Synopsis: Young Albert enlists to service in WWI after his beloved horse, Joey, is sold to the cavalry.
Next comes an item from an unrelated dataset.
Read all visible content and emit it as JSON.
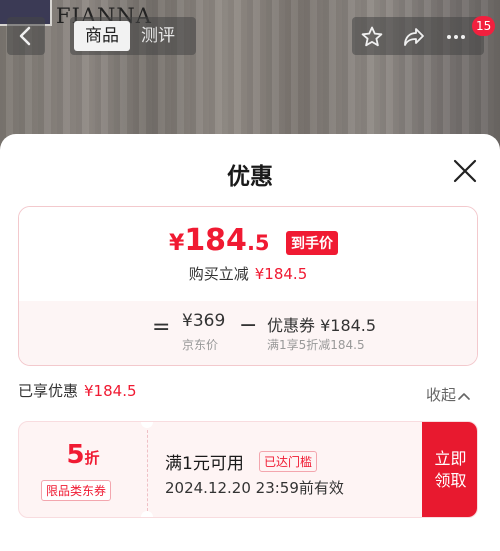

Albert’s hopeful journey takes him out of England and across Europe as the war rages on.

Stars: Jeremy Irvine, Emily Watson, Peter Mullan, David Thewlis

Director: Steven Spielberg

Rated: PG-13

Running Length: 146 minutes

TMMM Score: (8.5/10)

Review:  Nobody tells a story quite like Spielberg.  By now he’s an expert at the art of moviemaking and knows how to move the audience in the direction he wants.  Boasting some of the most beautiful/breathtaking shots of his career, he frames his story among gorgeous fields of crops and war.  While all of the acting in the film is impressive I was quite stunned at how expressive and elegant the horses were.  It almost felt like they had lines because you knew exactly what they were feeling – further proof to the genius of Spielberg.  It’s a pretty simple story of the relationship between boy and horse and the years apart they spend.  How they are separated tugs at your heart and how they are reunited will get the waterworks flowing.  The war scenes are typically intense and realistic…almost too intense to really enjoy yourself.  I actually closed my eyes more in this movie than I did in The Girl with the Dragon Tattoo.  I’m not sure how much the Academy will buy into some clever manipulation on Spielberg’s part, but I know that fell hook, line, and sinker…or rather, bit, bridle, and saddle.

We Bought a Zoo

The Facts:

Synopsis: Set in Southern California, a father moves his young family to the countryside to renovate and re-open a struggling zoo.

Stars: Matt Damon, Scarlett Johansson, Patrick Fugit, Angus Macfadyen, Maggie Elizabeth Jones, Colin Ford, Elle Fanning

Director: Cameron Crowe

Rated: PG

Running Length: 124 minutes

TMMM Score: (6.5/10)

Review:  I read the book that this movie is based on and I’m still not able to get over some major changes that the filmmakers felt they needed to make.  Changes are necessary at times, yes, but changing locations and events for the purpose of making this a star vehicle for Matt Damon seems wrong in my book.  What we have here is a not fully successful family drama that never can decide what type of movie it wants to be.  It’s a problem that Crowe started having around Almost Famous and hasn’t been able to shake.  There are moments of slapstick comedy sandwiched in between heavy dramatic scenes.  You feel like you are being pulled in several different directions and that gets exhausting after a while.  The cast is really hit or miss as well…Damon does do nice work here and Johansson gets the job done.  Thomas Haden Church (whose face is starting to resemble a Honeybaked Ham) is the weak point here – you know when he shows up that something ironically funny will happen.  Here’s hoping Crowe can get his mojo back and start to make movies from his original scripts.  Too many changes to the original story had me going in on the defense…and after seeing the film and seeing there were no real reasons for the changes put me slightly on the attack.